It can be an extremely difficult time. Media tells us we should be happy, joyful, and excited for the festivities. However, when you already struggle to feel happy, this added pressure can make you feel worse.
I will always remember something the late Robin Williams once said
“I used to think the worst thing in life was to end up alone. It’s not. The worst thing in life is to end up with people that make you feel all alone.”
Now, I am not saying for a moment that the people around us act in a way to make us feel worse. For many, they will not even be aware of how you are feeling, unless you have opened to them. However, when those around you are celebrating and enjoying the festivities, if you struggle to involve yourself in this, then you can end up feeling isolated and apart from the crowd.
So what can be done?
For those of you getting involved in a big get together, maybe with the extended family and friends, just remember there may be one person in your group who doesn’t want to get excessively drunk and sing at the top of their voice. Rather than telling them to get in the spirit, or stop being grumpy, just take 5 minutes out to join them on the couch, or by the food, and just give them the chance to say hi. Be there, and it might just make their day.
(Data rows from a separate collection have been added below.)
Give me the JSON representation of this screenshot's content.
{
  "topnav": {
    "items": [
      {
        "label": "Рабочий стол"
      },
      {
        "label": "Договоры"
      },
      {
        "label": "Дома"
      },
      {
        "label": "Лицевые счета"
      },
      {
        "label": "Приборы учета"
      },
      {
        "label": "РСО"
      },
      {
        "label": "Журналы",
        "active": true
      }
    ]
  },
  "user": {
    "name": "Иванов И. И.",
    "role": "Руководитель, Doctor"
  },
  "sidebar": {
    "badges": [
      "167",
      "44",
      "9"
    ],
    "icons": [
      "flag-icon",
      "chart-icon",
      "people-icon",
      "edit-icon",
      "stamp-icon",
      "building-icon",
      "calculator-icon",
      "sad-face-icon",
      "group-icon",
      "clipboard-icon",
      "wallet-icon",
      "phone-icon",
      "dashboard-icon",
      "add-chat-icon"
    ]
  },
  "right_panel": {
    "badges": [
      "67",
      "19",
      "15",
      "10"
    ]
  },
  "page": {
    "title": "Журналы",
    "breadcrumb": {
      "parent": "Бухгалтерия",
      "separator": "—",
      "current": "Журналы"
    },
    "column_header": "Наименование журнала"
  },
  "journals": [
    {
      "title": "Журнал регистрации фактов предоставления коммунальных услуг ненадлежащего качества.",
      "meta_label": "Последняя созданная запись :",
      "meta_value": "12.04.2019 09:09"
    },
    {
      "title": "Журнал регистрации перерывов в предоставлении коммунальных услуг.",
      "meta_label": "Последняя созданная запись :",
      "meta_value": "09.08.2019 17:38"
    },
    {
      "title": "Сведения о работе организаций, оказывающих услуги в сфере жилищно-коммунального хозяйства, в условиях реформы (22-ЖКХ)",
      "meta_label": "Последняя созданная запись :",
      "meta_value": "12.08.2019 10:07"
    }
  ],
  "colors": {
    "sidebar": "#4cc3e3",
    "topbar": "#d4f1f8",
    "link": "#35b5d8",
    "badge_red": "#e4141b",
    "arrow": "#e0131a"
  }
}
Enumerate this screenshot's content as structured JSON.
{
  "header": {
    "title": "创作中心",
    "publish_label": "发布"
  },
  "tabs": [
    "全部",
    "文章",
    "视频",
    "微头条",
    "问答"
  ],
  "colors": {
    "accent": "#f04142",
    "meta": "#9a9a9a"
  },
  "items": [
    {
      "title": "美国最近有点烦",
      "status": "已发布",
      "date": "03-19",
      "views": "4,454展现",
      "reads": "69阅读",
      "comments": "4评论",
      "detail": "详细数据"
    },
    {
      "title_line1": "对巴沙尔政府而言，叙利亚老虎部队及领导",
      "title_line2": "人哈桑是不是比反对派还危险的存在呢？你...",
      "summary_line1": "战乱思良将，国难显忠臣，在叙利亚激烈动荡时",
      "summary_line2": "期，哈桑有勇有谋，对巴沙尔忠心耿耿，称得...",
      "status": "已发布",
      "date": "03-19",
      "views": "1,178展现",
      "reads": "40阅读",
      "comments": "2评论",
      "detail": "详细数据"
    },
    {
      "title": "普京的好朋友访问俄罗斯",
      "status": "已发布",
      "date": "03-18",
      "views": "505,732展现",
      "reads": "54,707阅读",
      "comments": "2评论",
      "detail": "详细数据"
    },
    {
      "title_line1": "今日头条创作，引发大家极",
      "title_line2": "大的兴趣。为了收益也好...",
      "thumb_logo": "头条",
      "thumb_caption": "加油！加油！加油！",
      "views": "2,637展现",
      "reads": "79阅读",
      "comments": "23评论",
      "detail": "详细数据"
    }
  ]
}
Also, and I cannot stress this enough, if you see someone being physically or verbally abused, please speak up. Do not shrug it off as simply a drunken domestic, or the stress of Christmas. Yes, it might be a one off, but it could be a lot more. Just saying something can often be all that is needed. Of course, if it requires it, please contact the local authority in your area, and don’t get involved in being physical yourself.
Finally, remember the elderly in your area. I am not saying you have to invite them for lunch, or spend all day with them. But, if you know who they are, and think that they may not have had any family come round, then take them that last mince pie, or slice of cake. Offer to have a sherry with them. Just make sure they see someone. You never know, you may end up finding they have lived in the same area and knew your parents or grandparents as well.
For those of you in need, please seek help. A number of charities will still be open and happy to talk and listen. Rather than sit her and list every single charity that can help, please click here and it will give the main charities in your area.
I would like to wish all of you the best, and look forward to hearing from you in 2018.
Stay strong. Stay you